A new program that electronically tracks foreign students as they enroll and study in the nation’s colleges and universities was demonstrated Monday to higher education officials in Minnesota, many of whom work with these students at their schools.

As early as January, the program — dubbed “Sevis” — will replace the current paper process used by the Immigration and Naturalization Service.

“Most of it is basic information we already work with,” said Barbara Walters, an international scholar coordinator at St. Olaf College in Northfield, Minn., who attended the demonstration. “Questions will come up, but it looks workable. I don’t think anything that is being required is unreasonable.”

The INS’ tracking of foreign students has been under heavy scrutiny since Sept. 11 because some of the terrorists involved in the attacks on New York and Washington, D.C., were allowed to enter the United States on student visas. The Justice Department, in a 188-page report released this month, called the INS’ current system “untimely and significantly flawed” and even raised questions about whether the new electronic system would be ready by a January 2003 deadline.

In a statement released Monday, the INS said it fully intends to meet the deadline.
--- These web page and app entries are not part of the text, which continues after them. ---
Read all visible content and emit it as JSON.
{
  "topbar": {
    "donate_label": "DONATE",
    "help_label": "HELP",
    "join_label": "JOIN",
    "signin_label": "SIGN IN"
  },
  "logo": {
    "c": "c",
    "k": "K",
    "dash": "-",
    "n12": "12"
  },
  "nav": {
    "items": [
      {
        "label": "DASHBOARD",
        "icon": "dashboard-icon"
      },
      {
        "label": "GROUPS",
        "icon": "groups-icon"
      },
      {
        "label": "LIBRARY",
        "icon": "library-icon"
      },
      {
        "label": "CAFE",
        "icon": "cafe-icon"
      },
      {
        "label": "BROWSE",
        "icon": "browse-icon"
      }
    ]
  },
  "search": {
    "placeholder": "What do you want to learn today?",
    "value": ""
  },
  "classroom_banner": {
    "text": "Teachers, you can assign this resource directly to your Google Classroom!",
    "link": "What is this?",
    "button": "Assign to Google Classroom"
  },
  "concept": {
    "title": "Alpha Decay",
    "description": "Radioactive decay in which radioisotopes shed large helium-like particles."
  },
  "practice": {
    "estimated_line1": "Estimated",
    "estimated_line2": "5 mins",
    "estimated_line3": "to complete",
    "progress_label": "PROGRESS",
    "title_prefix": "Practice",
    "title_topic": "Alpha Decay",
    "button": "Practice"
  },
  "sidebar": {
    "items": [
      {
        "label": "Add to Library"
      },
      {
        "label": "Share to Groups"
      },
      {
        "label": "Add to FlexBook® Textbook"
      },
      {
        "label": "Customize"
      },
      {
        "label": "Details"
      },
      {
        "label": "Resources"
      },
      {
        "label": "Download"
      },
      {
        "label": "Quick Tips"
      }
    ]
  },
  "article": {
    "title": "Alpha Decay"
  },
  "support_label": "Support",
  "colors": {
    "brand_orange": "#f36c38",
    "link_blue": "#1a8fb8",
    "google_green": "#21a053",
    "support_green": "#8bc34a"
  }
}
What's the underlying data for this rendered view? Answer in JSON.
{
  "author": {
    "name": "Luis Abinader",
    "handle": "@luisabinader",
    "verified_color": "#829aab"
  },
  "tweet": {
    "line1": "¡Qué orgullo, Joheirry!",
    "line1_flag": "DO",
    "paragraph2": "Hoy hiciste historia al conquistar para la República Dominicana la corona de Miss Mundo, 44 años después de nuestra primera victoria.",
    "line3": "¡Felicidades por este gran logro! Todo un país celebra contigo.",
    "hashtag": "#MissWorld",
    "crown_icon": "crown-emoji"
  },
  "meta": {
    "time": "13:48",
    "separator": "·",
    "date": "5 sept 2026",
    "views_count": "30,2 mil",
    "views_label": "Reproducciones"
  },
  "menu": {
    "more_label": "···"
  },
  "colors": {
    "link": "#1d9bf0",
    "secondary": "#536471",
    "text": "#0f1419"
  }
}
Once the new system is in place, any school that accepts foreign students must use it. Congress provided $36.8 million to the INS to make the change as part of the U.S. Patriot Act, and a proposal to charge a $95-per-student “user fee” is under consideration.
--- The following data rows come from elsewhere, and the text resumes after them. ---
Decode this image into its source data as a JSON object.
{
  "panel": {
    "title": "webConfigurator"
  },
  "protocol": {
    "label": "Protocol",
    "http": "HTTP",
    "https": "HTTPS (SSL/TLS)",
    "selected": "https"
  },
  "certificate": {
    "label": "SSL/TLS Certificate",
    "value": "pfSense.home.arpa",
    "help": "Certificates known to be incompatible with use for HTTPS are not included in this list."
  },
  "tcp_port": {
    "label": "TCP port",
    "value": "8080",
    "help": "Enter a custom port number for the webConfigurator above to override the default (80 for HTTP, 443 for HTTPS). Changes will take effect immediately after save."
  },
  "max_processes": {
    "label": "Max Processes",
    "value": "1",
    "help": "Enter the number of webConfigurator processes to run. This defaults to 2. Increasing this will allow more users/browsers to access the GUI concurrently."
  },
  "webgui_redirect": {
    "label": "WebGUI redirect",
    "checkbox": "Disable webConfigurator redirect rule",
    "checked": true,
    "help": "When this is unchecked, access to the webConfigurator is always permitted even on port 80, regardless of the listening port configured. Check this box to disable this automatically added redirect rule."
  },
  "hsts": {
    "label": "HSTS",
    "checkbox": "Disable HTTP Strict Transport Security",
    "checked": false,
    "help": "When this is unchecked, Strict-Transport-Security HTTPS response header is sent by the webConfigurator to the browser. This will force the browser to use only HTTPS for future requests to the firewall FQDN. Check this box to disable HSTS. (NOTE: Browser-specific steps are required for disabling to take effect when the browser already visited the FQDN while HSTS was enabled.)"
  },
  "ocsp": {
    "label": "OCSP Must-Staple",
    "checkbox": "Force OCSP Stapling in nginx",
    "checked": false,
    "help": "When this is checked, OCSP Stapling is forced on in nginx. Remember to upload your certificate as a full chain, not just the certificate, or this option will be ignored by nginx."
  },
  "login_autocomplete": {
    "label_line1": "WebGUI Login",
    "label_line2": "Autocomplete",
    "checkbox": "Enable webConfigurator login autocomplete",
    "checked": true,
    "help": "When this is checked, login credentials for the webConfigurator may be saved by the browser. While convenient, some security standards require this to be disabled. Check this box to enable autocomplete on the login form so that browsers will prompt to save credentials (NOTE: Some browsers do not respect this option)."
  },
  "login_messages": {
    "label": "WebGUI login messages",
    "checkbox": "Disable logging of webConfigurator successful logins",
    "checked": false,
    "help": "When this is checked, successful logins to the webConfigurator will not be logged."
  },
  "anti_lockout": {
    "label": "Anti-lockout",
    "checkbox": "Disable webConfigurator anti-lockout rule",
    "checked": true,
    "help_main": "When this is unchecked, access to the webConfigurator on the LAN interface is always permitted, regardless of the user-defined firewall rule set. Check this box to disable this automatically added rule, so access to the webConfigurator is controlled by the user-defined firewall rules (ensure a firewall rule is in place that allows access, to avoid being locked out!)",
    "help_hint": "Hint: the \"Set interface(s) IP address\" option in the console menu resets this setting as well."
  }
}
Highlights of the new system include:

Schools will be required to report a student’s failure to enroll. Under the current system, schools had no obligation to do this. Schools also will be required to report such information as the start date of a student’s next semester, the dropping of a full course of study without approval, any disciplinary action taken because of a crime and earlier-than-expected graduation.

It will be Internet-based, which should speed up information exchanges among schools and the government. Under the current system, the exchange didn’t happen until a paper document was sent from one place to the next.

It is expected to reduce visa fraud. Under the current system, student visa forms have been subject to theft and are often sold and used to support fraudulent visa applications. “Because it is faster, more accurate and secure, it will tighten up the lag time that made the old system not very workable,” said INS spokesman Tim Counts.

Miguel Garate, who works with foreign students at Riverland Community College in Austin, Minn., said he expects students may, at first, find the change to be a bit confusing and too personally demanding.

“I hope international students don’t get offended,” Garate said. “But it’s for everybody’s own good. The more information you have, the better.”

The Justice Department and the INS track approximately 1 million foreign and exchange students each year.